(Records from a data collection)
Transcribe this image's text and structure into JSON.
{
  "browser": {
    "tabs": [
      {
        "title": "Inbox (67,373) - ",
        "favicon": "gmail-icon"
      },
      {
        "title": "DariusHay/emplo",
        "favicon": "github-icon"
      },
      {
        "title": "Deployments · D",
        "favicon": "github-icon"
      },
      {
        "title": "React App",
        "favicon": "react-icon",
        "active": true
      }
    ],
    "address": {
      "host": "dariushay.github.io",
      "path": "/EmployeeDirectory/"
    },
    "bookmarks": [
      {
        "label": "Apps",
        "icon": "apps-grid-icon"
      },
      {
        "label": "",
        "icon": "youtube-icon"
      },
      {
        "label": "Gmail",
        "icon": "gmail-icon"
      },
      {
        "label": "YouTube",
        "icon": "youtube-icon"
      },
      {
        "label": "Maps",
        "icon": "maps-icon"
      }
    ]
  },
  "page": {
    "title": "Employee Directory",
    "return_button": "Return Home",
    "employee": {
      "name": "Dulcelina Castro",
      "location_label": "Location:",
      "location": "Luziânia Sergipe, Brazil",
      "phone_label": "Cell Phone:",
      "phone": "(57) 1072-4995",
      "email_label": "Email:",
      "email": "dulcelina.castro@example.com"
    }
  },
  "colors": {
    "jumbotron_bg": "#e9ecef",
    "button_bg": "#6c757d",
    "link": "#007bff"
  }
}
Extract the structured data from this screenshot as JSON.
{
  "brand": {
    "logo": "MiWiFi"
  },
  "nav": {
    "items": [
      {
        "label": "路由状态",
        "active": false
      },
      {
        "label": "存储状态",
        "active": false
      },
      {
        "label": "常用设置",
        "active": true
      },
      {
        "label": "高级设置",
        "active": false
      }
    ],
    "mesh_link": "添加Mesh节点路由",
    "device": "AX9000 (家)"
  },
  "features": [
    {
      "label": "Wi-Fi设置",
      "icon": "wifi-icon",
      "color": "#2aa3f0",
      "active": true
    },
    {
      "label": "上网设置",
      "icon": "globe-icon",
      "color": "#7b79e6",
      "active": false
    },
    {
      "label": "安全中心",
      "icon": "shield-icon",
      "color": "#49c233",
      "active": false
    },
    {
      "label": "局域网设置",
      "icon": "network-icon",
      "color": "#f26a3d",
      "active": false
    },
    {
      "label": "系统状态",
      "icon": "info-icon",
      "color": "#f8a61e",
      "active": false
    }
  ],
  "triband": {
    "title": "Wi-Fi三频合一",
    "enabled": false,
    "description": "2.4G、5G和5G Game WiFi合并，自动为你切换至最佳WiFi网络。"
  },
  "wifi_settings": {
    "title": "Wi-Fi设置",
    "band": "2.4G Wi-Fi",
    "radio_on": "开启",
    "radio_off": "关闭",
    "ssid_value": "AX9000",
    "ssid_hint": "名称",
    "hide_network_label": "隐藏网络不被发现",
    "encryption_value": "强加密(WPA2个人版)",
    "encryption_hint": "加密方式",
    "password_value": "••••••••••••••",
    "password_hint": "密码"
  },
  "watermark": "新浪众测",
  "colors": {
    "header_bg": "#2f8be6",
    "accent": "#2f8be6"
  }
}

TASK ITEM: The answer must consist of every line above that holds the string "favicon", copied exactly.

TASK RESULT:
        "favicon": "gmail-icon"
        "favicon": "github-icon"
        "favicon": "github-icon"
        "favicon": "react-icon",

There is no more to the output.